- About Requirements Analysis
- From Analysis to Design
- About This Book
About This Book
This book addresses requirements analysis in terms of two different conceptual structures:
The System Development Life Cycle: the set of steps required to build and implement a system
The Architecture Framework: the perspectives of the players in the development process, and the things they will see from those perspectives
System Development Life Cycle
Many methodologies are organized around the "system development life cycle"the set of steps required to develop systems. The names vary, but in principle the steps are these:
Strategy: The view of the enterprise as a whole. What is the overall systems-development effort going to look like? What are the overall things of significance to a business? What parts of the business should be addressed with new information systems? What priorities apply to those things?
Requirements Analysis: The detailed examination of a particular area of the business. In that area, what are the fundamental, underlying structures, what are the information-processing gaps, and what kinds of information technology might address these? What data are required, when, and where, for each function to be performed? What roles perform each function, and why? What constraints are in effect?
Design: The application of technology to address the gaps identified during the requirements analysis phase. Here, for example, the data structures become database designs or object classes and the function definitions become program specifications. At this point, in the interest of defining the behavior of a prospective system, attention is also paid to the human interface.
Construction: The actual building of the system.
Transition: The implementation of the system to make it part of the new infrastructure of the organization. This involves education, training, definition of new organizational structures and roles, and the conversion of existing data.
Production: The ongoing monitoring of the system to make sure that it continues to meet the needs of the organization.
In terms of the system development life cycle, then, this book is concerned with the analysis phase of this process, along with descriptions of that phase's relationship with strategy on one side and design on the other.
In 1987 John Zachman published his ideas about the structure of the body of information that constitutes the systems development effort. In his "Framework for an Information Systems Architecture", he made two important observations about the system development life cycle:
First, rather than the "phases" or "steps" in the effort, he is interested in the perspective of each set of players in the development process. It is as important, he asserts, to recognize that systems are developed by distinct groups with different points of view as it is to see the movement of systems from one step to another. These views correspond approximately, but not exactly, to system-development life-cycle phases.
Second, he addresses more than data and functions.

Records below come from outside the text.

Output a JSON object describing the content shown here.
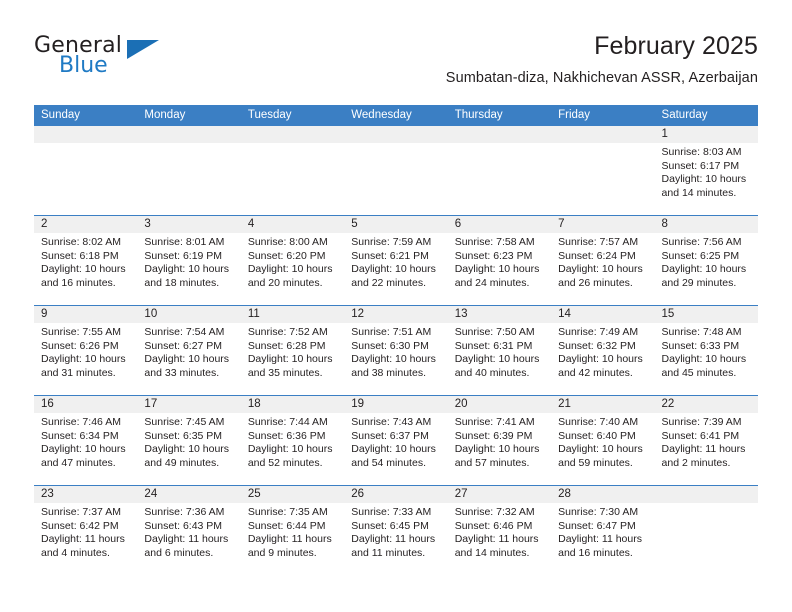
{
  "brand": {
    "word_general": "General",
    "word_blue": "Blue"
  },
  "header": {
    "title": "February 2025",
    "subtitle": "Sumbatan-diza, Nakhichevan ASSR, Azerbaijan"
  },
  "colors": {
    "header_blue": "#3b7fc4",
    "logo_blue": "#1f7ac4",
    "daynum_bg": "#f0f0f0",
    "text": "#231f20"
  },
  "weekdays": [
    "Sunday",
    "Monday",
    "Tuesday",
    "Wednesday",
    "Thursday",
    "Friday",
    "Saturday"
  ],
  "weeks": [
    [
      {
        "day": "",
        "sunrise": "",
        "sunset": "",
        "daylight": "",
        "empty": true
      },
      {
        "day": "",
        "sunrise": "",
        "sunset": "",
        "daylight": "",
        "empty": true
      },
      {
        "day": "",
        "sunrise": "",
        "sunset": "",
        "daylight": "",
        "empty": true
      },
      {
        "day": "",
        "sunrise": "",
        "sunset": "",
        "daylight": "",
        "empty": true
      },
      {
        "day": "",
        "sunrise": "",
        "sunset": "",
        "daylight": "",
        "empty": true
      },
      {
        "day": "",
        "sunrise": "",
        "sunset": "",
        "daylight": "",
        "empty": true
      },
      {
        "day": "1",
        "sunrise": "Sunrise: 8:03 AM",
        "sunset": "Sunset: 6:17 PM",
        "daylight": "Daylight: 10 hours and 14 minutes."
      }
    ],
    [
      {
        "day": "2",
        "sunrise": "Sunrise: 8:02 AM",
        "sunset": "Sunset: 6:18 PM",
        "daylight": "Daylight: 10 hours and 16 minutes."
      },
      {
        "day": "3",
        "sunrise": "Sunrise: 8:01 AM",
        "sunset": "Sunset: 6:19 PM",
        "daylight": "Daylight: 10 hours and 18 minutes."
      },
      {
        "day": "4",
        "sunrise": "Sunrise: 8:00 AM",
        "sunset": "Sunset: 6:20 PM",
        "daylight": "Daylight: 10 hours and 20 minutes."
      },
      {
        "day": "5",
        "sunrise": "Sunrise: 7:59 AM",
        "sunset": "Sunset: 6:21 PM",
        "daylight": "Daylight: 10 hours and 22 minutes."
      },
      {
        "day": "6",
        "sunrise": "Sunrise: 7:58 AM",
        "sunset": "Sunset: 6:23 PM",
        "daylight": "Daylight: 10 hours and 24 minutes."
      },
      {
        "day": "7",
        "sunrise": "Sunrise: 7:57 AM",
        "sunset": "Sunset: 6:24 PM",
        "daylight": "Daylight: 10 hours and 26 minutes."
      },
      {
        "day": "8",
        "sunrise": "Sunrise: 7:56 AM",
        "sunset": "Sunset: 6:25 PM",
        "daylight": "Daylight: 10 hours and 29 minutes."
      }
    ],
    [
      {
        "day": "9",
        "sunrise": "Sunrise: 7:55 AM",
        "sunset": "Sunset: 6:26 PM",
        "daylight": "Daylight: 10 hours and 31 minutes."
      },
      {
        "day": "10",
        "sunrise": "Sunrise: 7:54 AM",
        "sunset": "Sunset: 6:27 PM",
        "daylight": "Daylight: 10 hours and 33 minutes."
      },
      {
        "day": "11",
        "sunrise": "Sunrise: 7:52 AM",
        "sunset": "Sunset: 6:28 PM",
        "daylight": "Daylight: 10 hours and 35 minutes."
      },
      {
        "day": "12",
        "sunrise": "Sunrise: 7:51 AM",
        "sunset": "Sunset: 6:30 PM",
        "daylight": "Daylight: 10 hours and 38 minutes."
      },
      {
        "day": "13",
        "sunrise": "Sunrise: 7:50 AM",
        "sunset": "Sunset: 6:31 PM",
        "daylight": "Daylight: 10 hours and 40 minutes."
      },
      {
        "day": "14",
        "sunrise": "Sunrise: 7:49 AM",
        "sunset": "Sunset: 6:32 PM",
        "daylight": "Daylight: 10 hours and 42 minutes."
      },
      {
        "day": "15",
        "sunrise": "Sunrise: 7:48 AM",
        "sunset": "Sunset: 6:33 PM",
        "daylight": "Daylight: 10 hours and 45 minutes."
      }
    ],
    [
      {
        "day": "16",
        "sunrise": "Sunrise: 7:46 AM",
        "sunset": "Sunset: 6:34 PM",
        "daylight": "Daylight: 10 hours and 47 minutes."
      },
      {
        "day": "17",
        "sunrise": "Sunrise: 7:45 AM",
        "sunset": "Sunset: 6:35 PM",
        "daylight": "Daylight: 10 hours and 49 minutes."
      },
      {
        "day": "18",
        "sunrise": "Sunrise: 7:44 AM",
        "sunset": "Sunset: 6:36 PM",
        "daylight": "Daylight: 10 hours and 52 minutes."
      },
      {
        "day": "19",
        "sunrise": "Sunrise: 7:43 AM",
        "sunset": "Sunset: 6:37 PM",
        "daylight": "Daylight: 10 hours and 54 minutes."
      },
      {
        "day": "20",
        "sunrise": "Sunrise: 7:41 AM",
        "sunset": "Sunset: 6:39 PM",
        "daylight": "Daylight: 10 hours and 57 minutes."
      },
      {
        "day": "21",
        "sunrise": "Sunrise: 7:40 AM",
        "sunset": "Sunset: 6:40 PM",
        "daylight": "Daylight: 10 hours and 59 minutes."
      },
      {
        "day": "22",
        "sunrise": "Sunrise: 7:39 AM",
        "sunset": "Sunset: 6:41 PM",
        "daylight": "Daylight: 11 hours and 2 minutes."
      }
    ],
    [
      {
        "day": "23",
        "sunrise": "Sunrise: 7:37 AM",
        "sunset": "Sunset: 6:42 PM",
        "daylight": "Daylight: 11 hours and 4 minutes."
      },
      {
        "day": "24",
        "sunrise": "Sunrise: 7:36 AM",
        "sunset": "Sunset: 6:43 PM",
        "daylight": "Daylight: 11 hours and 6 minutes."
      },
      {
        "day": "25",
        "sunrise": "Sunrise: 7:35 AM",
        "sunset": "Sunset: 6:44 PM",
        "daylight": "Daylight: 11 hours and 9 minutes."
      },
      {
        "day": "26",
        "sunrise": "Sunrise: 7:33 AM",
        "sunset": "Sunset: 6:45 PM",
        "daylight": "Daylight: 11 hours and 11 minutes."
      },
      {
        "day": "27",
        "sunrise": "Sunrise: 7:32 AM",
        "sunset": "Sunset: 6:46 PM",
        "daylight": "Daylight: 11 hours and 14 minutes."
      },
      {
        "day": "28",
        "sunrise": "Sunrise: 7:30 AM",
        "sunset": "Sunset: 6:47 PM",
        "daylight": "Daylight: 11 hours and 16 minutes."
      },
      {
        "day": "",
        "sunrise": "",
        "sunset": "",
        "daylight": "",
        "empty": true
      }
    ]
  ]
}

He establishes a matrix that encompasses, for each perspective, not only data and function but also location, people, time, and motivation.
The framework for system architecture, then, is a matrix of rows and columns, where the rows are the different perspectives and the columns are the things to be viewed from each perspective.

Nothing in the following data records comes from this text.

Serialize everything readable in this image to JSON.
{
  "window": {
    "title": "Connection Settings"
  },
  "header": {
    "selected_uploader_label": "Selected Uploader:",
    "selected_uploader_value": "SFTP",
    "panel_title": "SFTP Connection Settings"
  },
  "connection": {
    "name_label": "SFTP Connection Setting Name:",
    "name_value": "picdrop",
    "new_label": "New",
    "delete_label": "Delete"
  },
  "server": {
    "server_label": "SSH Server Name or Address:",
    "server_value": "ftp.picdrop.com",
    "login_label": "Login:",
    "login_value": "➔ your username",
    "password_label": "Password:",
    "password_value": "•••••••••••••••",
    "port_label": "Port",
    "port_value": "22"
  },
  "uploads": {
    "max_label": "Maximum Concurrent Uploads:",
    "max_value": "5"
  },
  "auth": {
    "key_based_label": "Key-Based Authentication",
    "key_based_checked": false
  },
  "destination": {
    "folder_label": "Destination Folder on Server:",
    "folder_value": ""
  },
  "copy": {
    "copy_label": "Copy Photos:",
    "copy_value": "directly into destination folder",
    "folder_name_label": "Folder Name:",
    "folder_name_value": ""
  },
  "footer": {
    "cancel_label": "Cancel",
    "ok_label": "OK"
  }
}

The framework is described in more detail in Chapter 1. Briefly, the perspectives are the following:
The first is the planner's view, which is of the enterprise as a whole. This also defines the boundaries of specific projects to be undertaken as well as the relationships among them.
The business owner's view is that held by the people who run the business, with their particular jargon and technology.
Row Three is the architect's view.7 The architect attempts to understand the fundamental underlying structures of the business. These structures will be the basis for any new systems-development effort.
The designer's view is the first one concerned with the technology of new systems. The designer looks at the structures the architect describes and the information requirements they imply, and he applies his knowledge of technology to design new systems.
The builder's view is the perspective of the person actually dealing with the nuts and bolts of designing the system.
The final view is that of the production systemthat is, the view of the new world created by the system analysts, designers, and builders.
The columns in the matrix represent what is seen from each perspective. Mr. Zachman began with data, activities, and locations. Then, with John Sowa in 1992, the frustrated journalism student in him recognized that he had addressed only three of the journalistic interrogatives: what, how, and where. There were three more: people and organizations (who), timing (when), and motivation (including business rules) (why).
It turns out that the entire body of knowledge currently available in the information-processing world fits into the cells of this matrix. It also turns out that the most passionate arguments occur because different people are viewing things from different perspectives. In the data column, the designer is interested in the design of a database, while the architect is trying to build a conceptual model of the business data. The business owner, on the other hand, is concerned with the tangible things that come up every day. If they all understand the differences in perspective, they can translate. The people who argue most violently are those who do not recognize these differences in perspective.
The Framework and Requirements Analysis
In terms of this framework, then, requirements analysis can be seen as the process of translating the business owners' views of an enterprise into an architect's view that can be the basis for future systems development. That is, the models and techniques in this book will be concerned with describing what actually happens in a business and with the inherent structures that underlie what happens.
The book will cover all the columns of the framework. Many methodologies address only activities, data, and sometimes timing, but most do not address network locations, people and organizations, or business rules. All of those will be covered here.
By the way, "Un petit . . ." when read in French, sounds a lot like "Humpty . . ."